To maximize the germination rate, soak your lawn on the same day you sow the seeds. On the next day, assuming no rain, lightly sprinkle or mist the lawn for about five minutes morning and afternoon. Be sure you have moistened the soil to a depth of 1-inch. Keep the overseeded lawn moist until the young grass plants are 2-inches tall by repeating a light watering every day after periods without rain. This will take four to six weeks.
Stay off the seeded areas, except to fertilize once more. If needed, apply a second dose of a ½-pound of nitrogen per 1,000-square feet six weeks after germination. However, do not add more fertilizer if the grass will soon be dormant.
When the grass is 2-inches tall, resume normal watering patterns. Begin mowing again once the grass reaches 3- to 4-inches tall, before it is long enough to fall over.

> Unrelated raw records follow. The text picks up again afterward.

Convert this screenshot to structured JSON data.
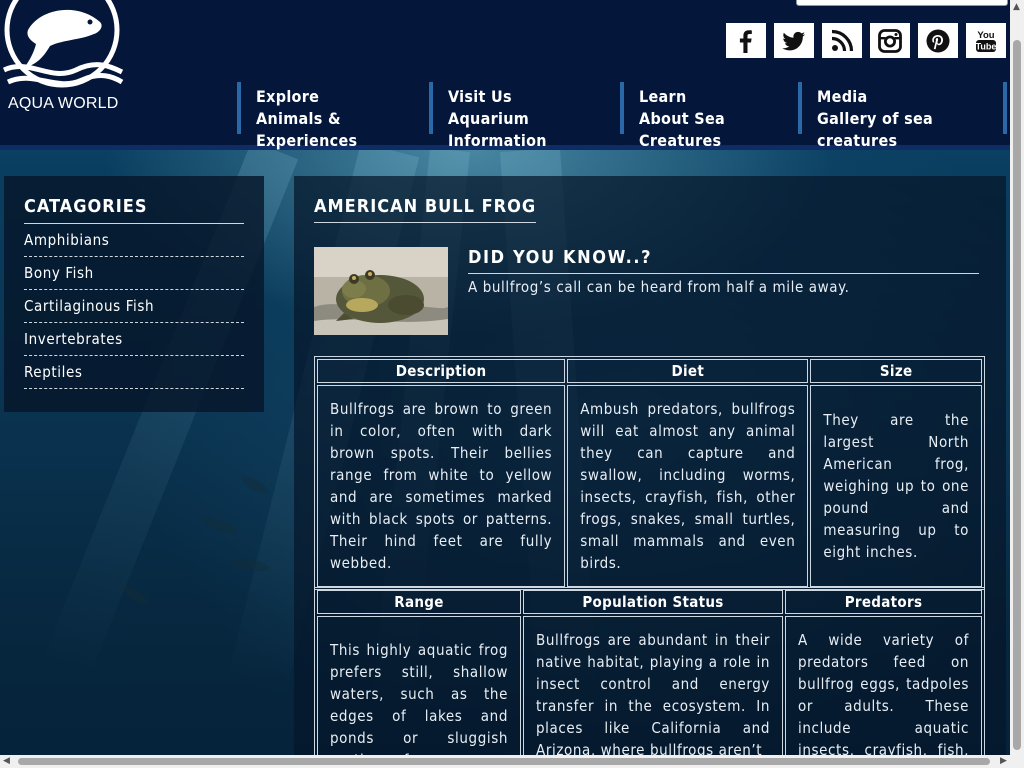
{
  "brand": {
    "name": "AQUA WORLD"
  },
  "socials": [
    {
      "name": "facebook"
    },
    {
      "name": "twitter"
    },
    {
      "name": "rss"
    },
    {
      "name": "instagram"
    },
    {
      "name": "pinterest"
    },
    {
      "name": "youtube",
      "label_top": "You",
      "label_bottom": "Tube"
    }
  ],
  "nav": [
    {
      "title": "Explore",
      "sub": "Animals & Experiences"
    },
    {
      "title": "Visit Us",
      "sub": "Aquarium Information"
    },
    {
      "title": "Learn",
      "sub": "About Sea Creatures"
    },
    {
      "title": "Media",
      "sub": "Gallery of sea creatures"
    }
  ],
  "sidebar": {
    "title": "CATAGORIES",
    "items": [
      "Amphibians",
      "Bony Fish",
      "Cartilaginous Fish",
      "Invertebrates",
      "Reptiles"
    ]
  },
  "main": {
    "title": "AMERICAN BULL FROG",
    "did_you_know": {
      "title": "DID YOU KNOW..?",
      "text": "A bullfrog’s call can be heard from half a mile away."
    },
    "table1": {
      "headers": [
        "Description",
        "Diet",
        "Size"
      ],
      "cells": [
        "Bullfrogs are brown to green in color, often with dark brown spots. Their bellies range from white to yellow and are sometimes marked with black spots or patterns. Their hind feet are fully webbed.",
        "Ambush predators, bullfrogs will eat almost any animal they can capture and swallow, including worms, insects, crayfish, fish, other frogs, snakes, small turtles, small mammals and even birds.",
        "They are the largest North American frog, weighing up to one pound and measuring up to eight inches."
      ]
    },
    "table2": {
      "headers": [
        "Range",
        "Population Status",
        "Predators"
      ],
      "cells": [
        "This highly aquatic frog prefers still, shallow waters, such as the edges of lakes and ponds or sluggish portions of",
        "Bullfrogs are abundant in their native habitat, playing a role in insect control and energy transfer in the ecosystem. In places like California and Arizona, where bullfrogs aren’t",
        "A wide variety of predators feed on bullfrog eggs, tadpoles or adults. These include aquatic insects, crayfish, fish, other"
      ]
    }
  },
  "colors": {
    "header_bg": "#04173a",
    "nav_accent": "#2a68a8",
    "panel_bg": "#06162a",
    "water": "#0a3d5e"
  }
}
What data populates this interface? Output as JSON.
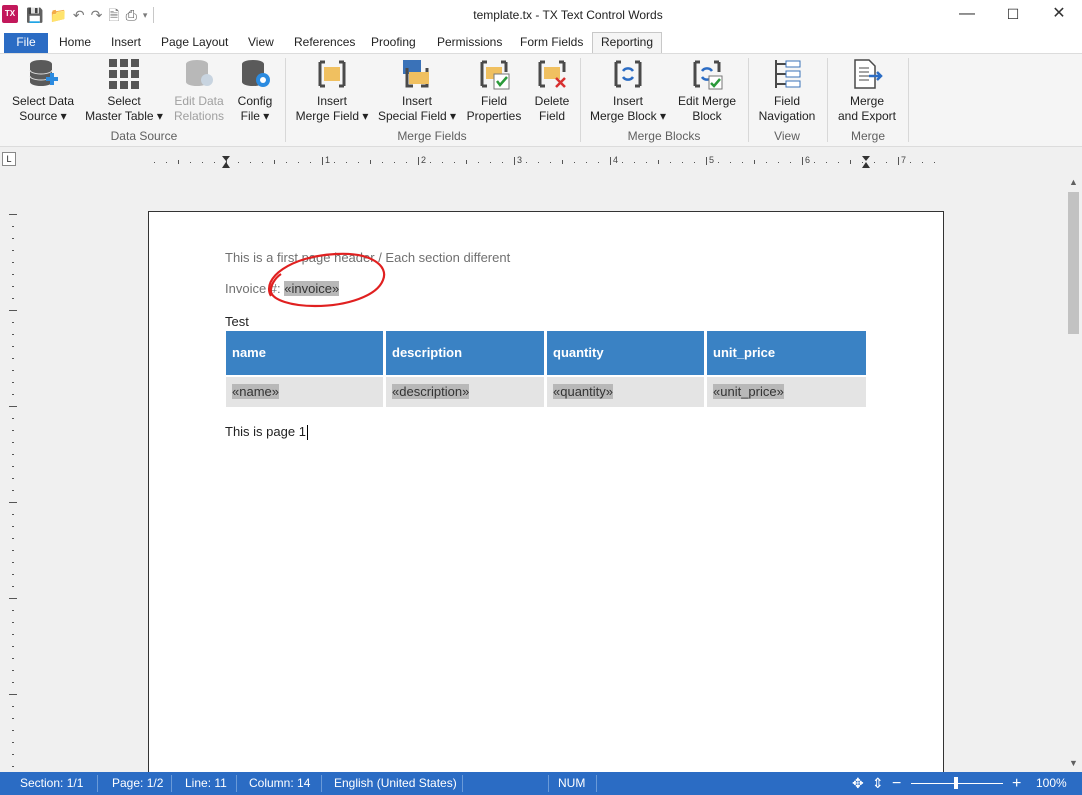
{
  "window": {
    "title": "template.tx - TX Text Control Words",
    "app_icon_text": "TX"
  },
  "tabs": {
    "file": "File",
    "home": "Home",
    "insert": "Insert",
    "page_layout": "Page Layout",
    "view": "View",
    "references": "References",
    "proofing": "Proofing",
    "permissions": "Permissions",
    "form_fields": "Form Fields",
    "reporting": "Reporting"
  },
  "ribbon": {
    "select_data_source": [
      "Select Data",
      "Source ▾"
    ],
    "select_master_table": [
      "Select",
      "Master Table ▾"
    ],
    "edit_data_relations": [
      "Edit Data",
      "Relations"
    ],
    "config_file": [
      "Config",
      "File ▾"
    ],
    "group_data_source": "Data Source",
    "insert_merge_field": [
      "Insert",
      "Merge Field ▾"
    ],
    "insert_special_field": [
      "Insert",
      "Special Field ▾"
    ],
    "field_properties": [
      "Field",
      "Properties"
    ],
    "delete_field": [
      "Delete",
      "Field"
    ],
    "group_merge_fields": "Merge Fields",
    "insert_merge_block": [
      "Insert",
      "Merge Block ▾"
    ],
    "edit_merge_block": [
      "Edit Merge",
      "Block"
    ],
    "group_merge_blocks": "Merge Blocks",
    "field_navigation": [
      "Field",
      "Navigation"
    ],
    "group_view": "View",
    "merge_and_export": [
      "Merge",
      "and Export"
    ],
    "group_merge": "Merge"
  },
  "ruler": {
    "numbers": [
      "1",
      "2",
      "3",
      "4",
      "5",
      "6",
      "7"
    ],
    "tab_selector": "L"
  },
  "document": {
    "header_line": "This is a first page header / Each section different",
    "invoice_label": "Invoice #: ",
    "invoice_field": "«invoice»",
    "test_line": "Test",
    "table_headers": [
      "name",
      "description",
      "quantity",
      "unit_price"
    ],
    "table_fields": [
      "«name»",
      "«description»",
      "«quantity»",
      "«unit_price»"
    ],
    "page_line": "This is page 1"
  },
  "status": {
    "section": "Section: 1/1",
    "page": "Page: 1/2",
    "line": "Line: 11",
    "column": "Column: 14",
    "language": "English (United States)",
    "num": "NUM",
    "zoom": "100%"
  },
  "colors": {
    "accent": "#2b6cc4",
    "table_header": "#3a82c4",
    "annotation": "#e02020"
  }
}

Make sure your mower blade is sharp; a dull one may tear up young grass plants.